Goodell noted in his news conference that Kraft serves on the broadcast and finance committees. Funny, but the commissioner didn't note Kraft also serves on the compensation committee that notarized Goodell's obscene salary.
So be it. Goodell had no better chance of winning this day than the Jacksonville Jaguars ever had of advancing to Glendale, and so he said what he had to say and hoped for the best.
Goodell promised that the Deflategate inquiry will be on the up and up, that the new personal conduct policy will make the NFL a more responsible place on the issues surrounding domestic violence, and that the league won't wait on law enforcement anymore before punishing the bad guys in its midst.
But more than anything, Goodell promises he will lead as a humbled agent of change. We'll see about that. Meanwhile, the commissioner should go back and review the letter he wrote to Jim Irsay in suspending him for six games and fining him $500,000 after the Indianapolis Colts owner pleaded guilty to a misdemeanor count of driving while intoxicated.
"I have stated on numerous occasions that owners, management personnel and coaches must be held to a higher standard than players," Goodell wrote. "We discussed this during our meeting and you expressed your support for that view, volunteering that owners should be held to the highest standard."
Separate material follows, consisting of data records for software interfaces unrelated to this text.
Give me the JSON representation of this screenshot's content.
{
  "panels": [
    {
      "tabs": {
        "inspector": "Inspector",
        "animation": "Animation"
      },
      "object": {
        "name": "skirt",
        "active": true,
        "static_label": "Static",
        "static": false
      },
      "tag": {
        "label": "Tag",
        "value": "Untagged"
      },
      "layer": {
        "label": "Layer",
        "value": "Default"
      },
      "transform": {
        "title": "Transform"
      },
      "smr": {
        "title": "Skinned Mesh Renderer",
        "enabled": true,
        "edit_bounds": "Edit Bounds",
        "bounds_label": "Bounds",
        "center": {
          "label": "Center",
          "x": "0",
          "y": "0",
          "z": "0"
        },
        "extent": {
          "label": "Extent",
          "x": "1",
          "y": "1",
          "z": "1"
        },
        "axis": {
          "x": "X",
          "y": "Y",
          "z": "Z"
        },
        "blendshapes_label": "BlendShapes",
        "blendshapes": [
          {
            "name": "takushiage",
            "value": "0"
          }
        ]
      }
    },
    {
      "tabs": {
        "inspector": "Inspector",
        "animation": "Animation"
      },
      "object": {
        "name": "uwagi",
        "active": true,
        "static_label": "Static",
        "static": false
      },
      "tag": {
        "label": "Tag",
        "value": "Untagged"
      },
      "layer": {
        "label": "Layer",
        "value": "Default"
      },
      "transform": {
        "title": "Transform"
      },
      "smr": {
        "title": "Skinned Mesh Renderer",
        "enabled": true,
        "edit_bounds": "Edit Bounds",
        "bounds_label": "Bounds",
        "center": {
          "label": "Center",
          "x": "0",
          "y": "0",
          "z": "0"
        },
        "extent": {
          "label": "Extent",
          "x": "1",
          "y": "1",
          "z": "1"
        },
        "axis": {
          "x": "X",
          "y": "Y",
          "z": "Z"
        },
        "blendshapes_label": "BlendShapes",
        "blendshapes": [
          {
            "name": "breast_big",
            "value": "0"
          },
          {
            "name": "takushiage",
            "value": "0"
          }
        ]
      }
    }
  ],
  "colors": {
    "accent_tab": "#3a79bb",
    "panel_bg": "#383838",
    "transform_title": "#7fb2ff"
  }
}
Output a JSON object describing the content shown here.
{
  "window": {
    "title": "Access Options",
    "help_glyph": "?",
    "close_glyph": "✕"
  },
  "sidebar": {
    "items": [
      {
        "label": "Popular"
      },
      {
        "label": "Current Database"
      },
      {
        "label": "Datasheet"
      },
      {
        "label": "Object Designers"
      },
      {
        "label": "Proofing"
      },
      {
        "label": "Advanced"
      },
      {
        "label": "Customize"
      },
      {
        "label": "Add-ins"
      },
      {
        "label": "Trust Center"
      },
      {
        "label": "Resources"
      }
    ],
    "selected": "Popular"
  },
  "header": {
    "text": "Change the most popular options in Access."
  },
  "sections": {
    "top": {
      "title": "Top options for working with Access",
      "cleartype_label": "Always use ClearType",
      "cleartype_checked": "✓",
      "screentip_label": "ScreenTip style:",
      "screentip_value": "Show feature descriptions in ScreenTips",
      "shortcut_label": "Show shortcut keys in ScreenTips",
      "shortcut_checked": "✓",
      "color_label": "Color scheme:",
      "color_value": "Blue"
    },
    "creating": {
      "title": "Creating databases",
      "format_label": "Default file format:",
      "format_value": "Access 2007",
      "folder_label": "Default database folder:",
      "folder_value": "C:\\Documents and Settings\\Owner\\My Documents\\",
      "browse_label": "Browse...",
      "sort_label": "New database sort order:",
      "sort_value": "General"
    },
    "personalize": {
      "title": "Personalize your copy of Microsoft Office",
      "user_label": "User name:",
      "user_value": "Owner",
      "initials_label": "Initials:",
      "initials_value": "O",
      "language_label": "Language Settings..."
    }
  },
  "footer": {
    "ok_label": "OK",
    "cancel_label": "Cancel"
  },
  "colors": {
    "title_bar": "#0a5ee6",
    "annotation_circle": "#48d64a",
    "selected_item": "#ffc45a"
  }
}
Commissioners should be held to the highest standard, too. No, Goodell didn't break any laws. He did damage the credibility of his league enough to earn a penalty more severe than an antagonistic meeting with the Super Bowl media and a forced pledge to do better next time.
When the commissioner was done talking on a ballroom stage Friday, triumphant music played on the overhead speakers, the kind that might signal the entrance of a Roman chariot assigned to whisk him away. Perfect, just perfect. Everyone gets cut in Roger Goodell's NFL. Just not Roger Goodell.